Chenier once again slipped out of sight for a time, but resurfaced with THUNDER IN ROCK LIVE - a DVD filmed in 2008 at Greenfield’s Pub in Ottawa to a private audience of 350 people. The show was also used to raise money for the Children Hospital Eastern Ontario. The DVD featured six of the band's biggest hits and several members past and present taking the stage. In 2009 Chenier formed the White/Chenier Project, a collaboration with singer Constance White.
In 2012, Chenier assembled a new lineup of Moffatt, Curry, and drummer Lorne Hawley for some European dates, including The Headbanger's Open Air festival in northern Germany. With Chenier, Curry, Moffatt, and new drummer Barry Strocen, a new retrospective double album entitled FLYING UNDER THE RADAR, containing 22 freshly re-recorded versions of old hits, as well as two new songs. Recorded in Winnipeg and Nanaimo, BC, Moffatt said it was an exciting time. "We wanted the new record to capture the raw energy of a live Fist performance, rather than the current trend of recordings using excessive "studio sweetening" - quantized/sampled drums, a ton of Auto-tune, and other crutches."
CD Review: by Dan Brisebois
If you were starting to lose faith in new bands' ability to sustain a hard-driving rhythm for more than a song or two, good news ... one of the grandfathers of Canadian metal, Fist, are back to claim their throne.
Ron Chenier formed Fist in the late 70's, and tore up the charts in the 80's with a pounding backbeat that served as catalyst for anthems like "Hot Spikes," "Double or Nothing," and "Thunder In Rock." They've toured with Molly Hatchet, Heart, Rush, Triumph and Motorhead, and are back with the independent BOLTED DOOR.
This is nothing short of 12 gems where the first thing you think is that Chenier hasn't missed a step. With the lead-off "Pressure," the drum intro instantly brings back flashes of anthemic all-out head bangers, followed by simply one of the best rockers in EONS, "Right In It," then the driving force of "It Ain't Easy."

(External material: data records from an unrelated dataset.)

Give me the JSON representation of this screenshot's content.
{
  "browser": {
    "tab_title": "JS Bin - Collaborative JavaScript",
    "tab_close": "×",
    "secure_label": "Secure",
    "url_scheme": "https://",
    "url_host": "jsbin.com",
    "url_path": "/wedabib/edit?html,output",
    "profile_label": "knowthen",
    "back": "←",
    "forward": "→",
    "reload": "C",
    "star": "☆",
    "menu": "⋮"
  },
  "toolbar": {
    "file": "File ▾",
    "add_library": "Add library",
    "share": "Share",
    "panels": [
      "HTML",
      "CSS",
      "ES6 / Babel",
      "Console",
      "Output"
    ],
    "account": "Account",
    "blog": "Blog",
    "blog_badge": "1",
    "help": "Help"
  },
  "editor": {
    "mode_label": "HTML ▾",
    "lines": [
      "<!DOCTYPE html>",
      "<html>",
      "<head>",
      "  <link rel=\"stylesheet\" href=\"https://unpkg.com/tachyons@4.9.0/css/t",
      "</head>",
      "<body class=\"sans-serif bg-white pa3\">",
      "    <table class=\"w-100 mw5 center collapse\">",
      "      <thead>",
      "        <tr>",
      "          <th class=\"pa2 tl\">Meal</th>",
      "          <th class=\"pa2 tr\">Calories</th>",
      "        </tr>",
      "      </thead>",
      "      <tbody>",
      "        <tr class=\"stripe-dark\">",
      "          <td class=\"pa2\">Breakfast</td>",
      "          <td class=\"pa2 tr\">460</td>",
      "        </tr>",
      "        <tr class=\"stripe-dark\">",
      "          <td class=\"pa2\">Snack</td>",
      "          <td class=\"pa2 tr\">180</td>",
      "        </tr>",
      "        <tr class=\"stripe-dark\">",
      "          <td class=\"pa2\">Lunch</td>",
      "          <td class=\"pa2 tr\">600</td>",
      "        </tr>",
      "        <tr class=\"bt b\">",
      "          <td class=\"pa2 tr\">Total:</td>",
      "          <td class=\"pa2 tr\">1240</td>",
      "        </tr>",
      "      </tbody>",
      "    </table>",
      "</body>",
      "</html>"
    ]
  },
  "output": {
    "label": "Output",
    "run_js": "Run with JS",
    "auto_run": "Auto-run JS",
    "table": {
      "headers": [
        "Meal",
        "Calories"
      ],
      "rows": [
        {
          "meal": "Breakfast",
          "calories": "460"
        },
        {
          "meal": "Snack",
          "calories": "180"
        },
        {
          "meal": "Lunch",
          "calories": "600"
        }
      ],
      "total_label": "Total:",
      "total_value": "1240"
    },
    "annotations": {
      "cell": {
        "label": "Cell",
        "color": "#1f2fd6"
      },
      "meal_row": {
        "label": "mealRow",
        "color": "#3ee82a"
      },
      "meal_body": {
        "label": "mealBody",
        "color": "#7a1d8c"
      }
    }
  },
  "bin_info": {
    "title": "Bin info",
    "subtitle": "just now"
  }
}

The whole album is carefully riddled with Fist's trademark guitar solos traded off with heavy keyboard rhythms. "Out Here On The Desert" is easily the most personal of the tracks, penned by a friend of Chenier who served in the Gulf War, and the hazards war inevitably brings.
Filled out with a heavy backbeat and slick production, "Nothing To Say," "Behind The Bolted Door," "Calm Before The Storm" and "Down The Drain," the album is testament that Fist was one of the heaviest, and haven't lost a step.